## About this exercise
Write the data out again exactly, with no pictures.

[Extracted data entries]
____

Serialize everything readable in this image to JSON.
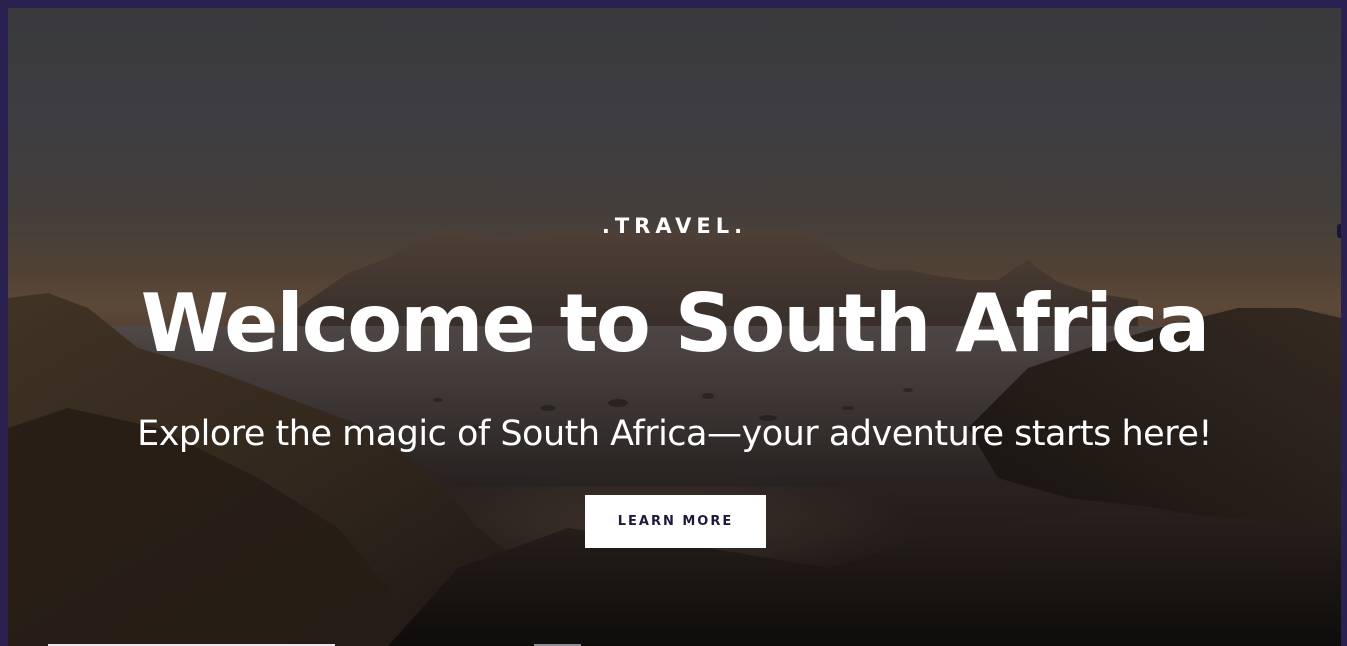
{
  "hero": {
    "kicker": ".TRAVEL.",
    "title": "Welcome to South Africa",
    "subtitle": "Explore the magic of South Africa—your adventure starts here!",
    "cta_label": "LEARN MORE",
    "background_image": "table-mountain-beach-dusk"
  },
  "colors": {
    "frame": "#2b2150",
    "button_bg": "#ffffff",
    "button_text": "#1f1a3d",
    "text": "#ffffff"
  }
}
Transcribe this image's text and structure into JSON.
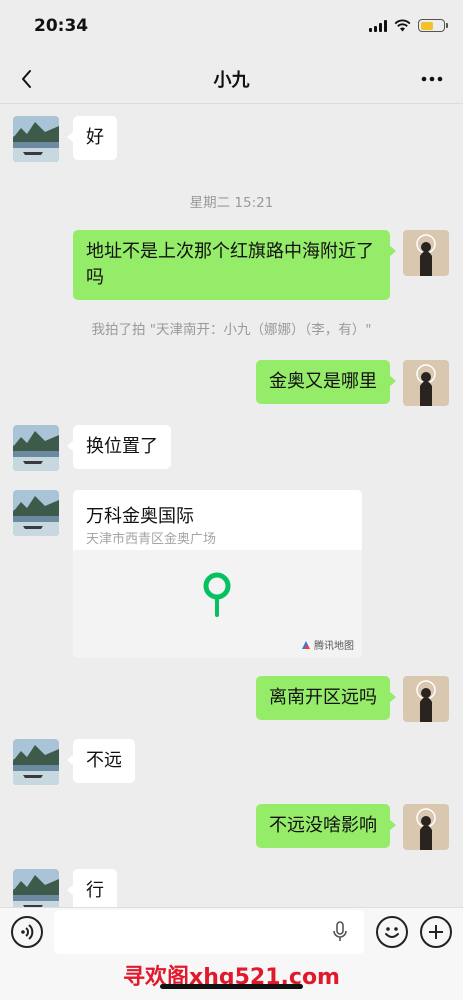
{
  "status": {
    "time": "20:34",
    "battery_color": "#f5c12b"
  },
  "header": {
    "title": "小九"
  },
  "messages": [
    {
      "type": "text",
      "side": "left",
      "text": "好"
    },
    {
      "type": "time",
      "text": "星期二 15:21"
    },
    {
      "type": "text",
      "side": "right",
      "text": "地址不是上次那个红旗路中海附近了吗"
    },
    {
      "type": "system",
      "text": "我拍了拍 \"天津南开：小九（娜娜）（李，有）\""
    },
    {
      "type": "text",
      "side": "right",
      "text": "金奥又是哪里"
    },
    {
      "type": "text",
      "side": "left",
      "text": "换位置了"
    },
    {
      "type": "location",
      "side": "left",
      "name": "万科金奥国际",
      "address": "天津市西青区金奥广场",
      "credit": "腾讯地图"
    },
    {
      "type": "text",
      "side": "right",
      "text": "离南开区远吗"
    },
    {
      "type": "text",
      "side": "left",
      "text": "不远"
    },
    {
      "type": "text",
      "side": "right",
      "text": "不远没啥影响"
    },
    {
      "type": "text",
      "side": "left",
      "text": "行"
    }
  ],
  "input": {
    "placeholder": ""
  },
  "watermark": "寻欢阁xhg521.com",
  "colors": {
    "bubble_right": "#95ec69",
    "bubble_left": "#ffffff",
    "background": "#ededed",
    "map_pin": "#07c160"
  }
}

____

## Result for this exercise
Serialize everything readable in this image to JSON.
{
  "hero": {
    "kicker": ".TRAVEL.",
    "title": "Welcome to South Africa",
    "subtitle": "Explore the magic of South Africa—your adventure starts here!",
    "cta_label": "LEARN MORE",
    "background_image": "table-mountain-beach-dusk"
  },
  "colors": {
    "frame": "#2b2150",
    "button_bg": "#ffffff",
    "button_text": "#1f1a3d",
    "text": "#ffffff"
  }
}
Transcribe this image's text and structure into JSON.
{
  "status": {
    "time": "20:34",
    "battery_color": "#f5c12b"
  },
  "header": {
    "title": "小九"
  },
  "messages": [
    {
      "type": "text",
      "side": "left",
      "text": "好"
    },
    {
      "type": "time",
      "text": "星期二 15:21"
    },
    {
      "type": "text",
      "side": "right",
      "text": "地址不是上次那个红旗路中海附近了吗"
    },
    {
      "type": "system",
      "text": "我拍了拍 \"天津南开：小九（娜娜）（李，有）\""
    },
    {
      "type": "text",
      "side": "right",
      "text": "金奥又是哪里"
    },
    {
      "type": "text",
      "side": "left",
      "text": "换位置了"
    },
    {
      "type": "location",
      "side": "left",
      "name": "万科金奥国际",
      "address": "天津市西青区金奥广场",
      "credit": "腾讯地图"
    },
    {
      "type": "text",
      "side": "right",
      "text": "离南开区远吗"
    },
    {
      "type": "text",
      "side": "left",
      "text": "不远"
    },
    {
      "type": "text",
      "side": "right",
      "text": "不远没啥影响"
    },
    {
      "type": "text",
      "side": "left",
      "text": "行"
    }
  ],
  "input": {
    "placeholder": ""
  },
  "watermark": "寻欢阁xhg521.com",
  "colors": {
    "bubble_right": "#95ec69",
    "bubble_left": "#ffffff",
    "background": "#ededed",
    "map_pin": "#07c160"
  }
}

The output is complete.